- Create a Kerberos principal for the server instance:
18.kadmin: ank -randkey www/groups
19.kadmin: ktadd -k /tmp/www_groups.keytab www/groups
Put the keytab file in /etc/umbc on the web server host.
- Add an AFS user for server instance. Same as Kerberos principal except slash is replaced by a period.
21.pts createuser www.groups
- Set appropriate ACLs on server directory. The root MUST be readable by system:anyuser, so the startup script can find 'instance.conf'.
24.fs sa -acl webcore rlidwk -acl system:anyuser rl -acl www.groups rl -dir .
- Set up a local user on the web server host. Apache/etc will run as this user. By convention, the UID should match the AFS ID of the server instance principal. Run 'vipw' and add to /etc/passwd (note that the home directory need not exist):
Also note that with some servers, the password file entry is controlled by [cfengine]. However it appears that this practice was abandoned at a certain point..
Set ownership and permissions on the Kerberos keytab file:
28.chown groupswww www_groups.keytab
29.chmod 400 www_groups.keytab
- create logging area (/var/umbc/groups) with correct permissions:
32.chown groupswww /var/umbc/groups

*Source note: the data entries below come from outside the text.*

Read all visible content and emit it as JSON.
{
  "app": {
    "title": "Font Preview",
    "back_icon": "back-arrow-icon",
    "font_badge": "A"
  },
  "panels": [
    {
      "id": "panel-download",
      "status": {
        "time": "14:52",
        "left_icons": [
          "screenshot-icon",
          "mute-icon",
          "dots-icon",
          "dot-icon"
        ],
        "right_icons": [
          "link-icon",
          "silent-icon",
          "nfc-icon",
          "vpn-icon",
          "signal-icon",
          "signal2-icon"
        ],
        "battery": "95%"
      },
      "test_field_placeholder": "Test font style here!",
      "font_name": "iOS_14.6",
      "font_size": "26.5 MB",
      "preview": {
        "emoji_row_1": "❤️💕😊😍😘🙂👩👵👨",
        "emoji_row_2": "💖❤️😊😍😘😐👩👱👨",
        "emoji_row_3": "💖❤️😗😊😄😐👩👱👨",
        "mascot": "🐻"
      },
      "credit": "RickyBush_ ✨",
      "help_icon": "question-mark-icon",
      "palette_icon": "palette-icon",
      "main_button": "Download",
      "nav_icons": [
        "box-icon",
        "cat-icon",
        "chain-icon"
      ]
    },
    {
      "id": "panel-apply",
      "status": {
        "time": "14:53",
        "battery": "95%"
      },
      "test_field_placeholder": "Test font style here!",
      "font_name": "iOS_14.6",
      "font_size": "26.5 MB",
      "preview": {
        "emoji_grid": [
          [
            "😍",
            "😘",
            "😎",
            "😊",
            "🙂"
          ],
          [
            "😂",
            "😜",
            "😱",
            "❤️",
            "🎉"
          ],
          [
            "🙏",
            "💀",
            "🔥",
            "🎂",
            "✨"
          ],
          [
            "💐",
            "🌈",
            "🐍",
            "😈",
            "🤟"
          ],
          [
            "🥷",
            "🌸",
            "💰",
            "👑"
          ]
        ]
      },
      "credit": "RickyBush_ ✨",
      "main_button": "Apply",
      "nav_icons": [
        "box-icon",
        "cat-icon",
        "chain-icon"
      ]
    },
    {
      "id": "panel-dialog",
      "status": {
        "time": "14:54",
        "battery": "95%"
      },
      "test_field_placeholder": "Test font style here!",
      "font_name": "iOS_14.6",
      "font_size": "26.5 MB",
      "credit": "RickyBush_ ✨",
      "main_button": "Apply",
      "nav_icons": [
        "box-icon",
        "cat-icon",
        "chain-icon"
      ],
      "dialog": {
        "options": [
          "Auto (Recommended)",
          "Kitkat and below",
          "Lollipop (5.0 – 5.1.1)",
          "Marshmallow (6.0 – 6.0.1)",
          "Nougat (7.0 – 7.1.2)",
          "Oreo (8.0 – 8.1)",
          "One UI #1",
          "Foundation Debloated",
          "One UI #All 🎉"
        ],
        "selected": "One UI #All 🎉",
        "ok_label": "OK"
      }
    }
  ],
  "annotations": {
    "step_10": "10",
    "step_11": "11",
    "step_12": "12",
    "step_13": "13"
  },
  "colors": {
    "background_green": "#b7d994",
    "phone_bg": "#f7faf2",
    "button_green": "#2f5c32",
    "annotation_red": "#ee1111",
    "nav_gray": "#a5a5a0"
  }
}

33.chmod 755 /var/umbc/groups
- Create web server hierarchy.
36.mkdir bin conf htdocs libexec logs
38.ln -s ../../uber/bin/init.d
IMPORTANT!!!! The server root must be world readable (system:anyuser) so the startup script can access 'instance.conf'. You may not want the entire web server tree world readable, though. In this case, go through now and remove system:anyuser access from the subdirectories you just created:
fs sa -acl system:anyuser none -dir bin -dir conf -dir htdocs -dir libexec -dir logs
Additionally, the server instance will need write access to 'logs'..
fs sa -acl www.groups rlidwk -dir logs
You will also need to explicitly remove these permissions from any other top-level directories you create here, because they'll allow system:anyuser by default (based on server root's ACL).
- Create 'instance.conf' and 'httpd.conf'. For httpd.conf, it's typically easiest to steal a config file from another instance and strip it down.. Also, you might want to toss something into htdocs, just to prove that it works.
- Start up your new web server:
Check log directory to make sure everything came up OK. Then try hitting it from a web browser.
- If you want the server to automatically start up and shut down with the server host, add appropriate links to init.d from /etc/rc0.d and /etc/rc2.d.
And that's it.. you should now have a working web server. Next, you might want to add SSL or Tomcat.